§ **Given entries**:
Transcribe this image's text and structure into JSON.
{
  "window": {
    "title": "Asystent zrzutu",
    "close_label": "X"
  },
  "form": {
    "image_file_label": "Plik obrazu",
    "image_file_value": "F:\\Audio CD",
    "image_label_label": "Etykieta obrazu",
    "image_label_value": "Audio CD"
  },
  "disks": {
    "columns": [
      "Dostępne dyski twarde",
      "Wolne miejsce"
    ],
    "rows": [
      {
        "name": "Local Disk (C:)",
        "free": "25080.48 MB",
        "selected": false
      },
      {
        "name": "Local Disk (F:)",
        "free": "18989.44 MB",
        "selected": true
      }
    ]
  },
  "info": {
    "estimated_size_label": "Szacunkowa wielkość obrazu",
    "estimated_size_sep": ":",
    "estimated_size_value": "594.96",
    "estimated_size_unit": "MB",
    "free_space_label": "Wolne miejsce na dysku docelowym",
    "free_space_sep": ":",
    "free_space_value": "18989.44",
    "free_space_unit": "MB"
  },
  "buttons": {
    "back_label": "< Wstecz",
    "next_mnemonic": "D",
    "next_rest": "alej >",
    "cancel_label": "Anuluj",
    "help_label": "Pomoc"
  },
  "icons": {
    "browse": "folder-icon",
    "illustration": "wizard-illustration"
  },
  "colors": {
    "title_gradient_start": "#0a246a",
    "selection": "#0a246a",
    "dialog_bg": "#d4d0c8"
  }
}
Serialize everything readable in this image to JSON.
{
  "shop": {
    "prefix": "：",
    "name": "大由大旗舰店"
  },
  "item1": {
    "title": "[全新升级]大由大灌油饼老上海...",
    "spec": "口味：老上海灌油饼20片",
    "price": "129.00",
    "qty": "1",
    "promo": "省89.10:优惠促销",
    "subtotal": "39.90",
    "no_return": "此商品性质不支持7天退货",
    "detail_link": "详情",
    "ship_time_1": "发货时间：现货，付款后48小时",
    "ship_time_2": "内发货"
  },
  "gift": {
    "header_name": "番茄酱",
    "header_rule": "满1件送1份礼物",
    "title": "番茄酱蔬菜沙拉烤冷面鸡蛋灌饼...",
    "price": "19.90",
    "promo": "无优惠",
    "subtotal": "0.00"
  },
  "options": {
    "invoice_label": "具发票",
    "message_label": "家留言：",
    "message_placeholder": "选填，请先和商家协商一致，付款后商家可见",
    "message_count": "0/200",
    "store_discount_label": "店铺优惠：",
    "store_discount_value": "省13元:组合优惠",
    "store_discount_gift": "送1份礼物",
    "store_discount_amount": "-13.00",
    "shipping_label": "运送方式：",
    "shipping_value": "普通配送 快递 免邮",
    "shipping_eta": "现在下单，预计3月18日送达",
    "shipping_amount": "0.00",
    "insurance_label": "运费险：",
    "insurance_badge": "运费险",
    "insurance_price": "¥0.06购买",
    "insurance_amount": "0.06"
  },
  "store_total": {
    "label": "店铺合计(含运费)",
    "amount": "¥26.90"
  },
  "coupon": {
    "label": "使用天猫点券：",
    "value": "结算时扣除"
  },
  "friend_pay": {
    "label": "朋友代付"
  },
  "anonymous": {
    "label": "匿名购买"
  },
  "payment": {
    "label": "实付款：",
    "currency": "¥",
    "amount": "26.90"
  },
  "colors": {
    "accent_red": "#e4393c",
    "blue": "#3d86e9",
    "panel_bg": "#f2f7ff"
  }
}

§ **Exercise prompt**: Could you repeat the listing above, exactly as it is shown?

§ **Answer below**:
Transcribe this image's text and structure into JSON.
{
  "window": {
    "title": "Asystent zrzutu",
    "close_label": "X"
  },
  "form": {
    "image_file_label": "Plik obrazu",
    "image_file_value": "F:\\Audio CD",
    "image_label_label": "Etykieta obrazu",
    "image_label_value": "Audio CD"
  },
  "disks": {
    "columns": [
      "Dostępne dyski twarde",
      "Wolne miejsce"
    ],
    "rows": [
      {
        "name": "Local Disk (C:)",
        "free": "25080.48 MB",
        "selected": false
      },
      {
        "name": "Local Disk (F:)",
        "free": "18989.44 MB",
        "selected": true
      }
    ]
  },
  "info": {
    "estimated_size_label": "Szacunkowa wielkość obrazu",
    "estimated_size_sep": ":",
    "estimated_size_value": "594.96",
    "estimated_size_unit": "MB",
    "free_space_label": "Wolne miejsce na dysku docelowym",
    "free_space_sep": ":",
    "free_space_value": "18989.44",
    "free_space_unit": "MB"
  },
  "buttons": {
    "back_label": "< Wstecz",
    "next_mnemonic": "D",
    "next_rest": "alej >",
    "cancel_label": "Anuluj",
    "help_label": "Pomoc"
  },
  "icons": {
    "browse": "folder-icon",
    "illustration": "wizard-illustration"
  },
  "colors": {
    "title_gradient_start": "#0a246a",
    "selection": "#0a246a",
    "dialog_bg": "#d4d0c8"
  }
}
Serialize everything readable in this image to JSON.
{
  "shop": {
    "prefix": "：",
    "name": "大由大旗舰店"
  },
  "item1": {
    "title": "[全新升级]大由大灌油饼老上海...",
    "spec": "口味：老上海灌油饼20片",
    "price": "129.00",
    "qty": "1",
    "promo": "省89.10:优惠促销",
    "subtotal": "39.90",
    "no_return": "此商品性质不支持7天退货",
    "detail_link": "详情",
    "ship_time_1": "发货时间：现货，付款后48小时",
    "ship_time_2": "内发货"
  },
  "gift": {
    "header_name": "番茄酱",
    "header_rule": "满1件送1份礼物",
    "title": "番茄酱蔬菜沙拉烤冷面鸡蛋灌饼...",
    "price": "19.90",
    "promo": "无优惠",
    "subtotal": "0.00"
  },
  "options": {
    "invoice_label": "具发票",
    "message_label": "家留言：",
    "message_placeholder": "选填，请先和商家协商一致，付款后商家可见",
    "message_count": "0/200",
    "store_discount_label": "店铺优惠：",
    "store_discount_value": "省13元:组合优惠",
    "store_discount_gift": "送1份礼物",
    "store_discount_amount": "-13.00",
    "shipping_label": "运送方式：",
    "shipping_value": "普通配送 快递 免邮",
    "shipping_eta": "现在下单，预计3月18日送达",
    "shipping_amount": "0.00",
    "insurance_label": "运费险：",
    "insurance_badge": "运费险",
    "insurance_price": "¥0.06购买",
    "insurance_amount": "0.06"
  },
  "store_total": {
    "label": "店铺合计(含运费)",
    "amount": "¥26.90"
  },
  "coupon": {
    "label": "使用天猫点券：",
    "value": "结算时扣除"
  },
  "friend_pay": {
    "label": "朋友代付"
  },
  "anonymous": {
    "label": "匿名购买"
  },
  "payment": {
    "label": "实付款：",
    "currency": "¥",
    "amount": "26.90"
  },
  "colors": {
    "accent_red": "#e4393c",
    "blue": "#3d86e9",
    "panel_bg": "#f2f7ff"
  }
}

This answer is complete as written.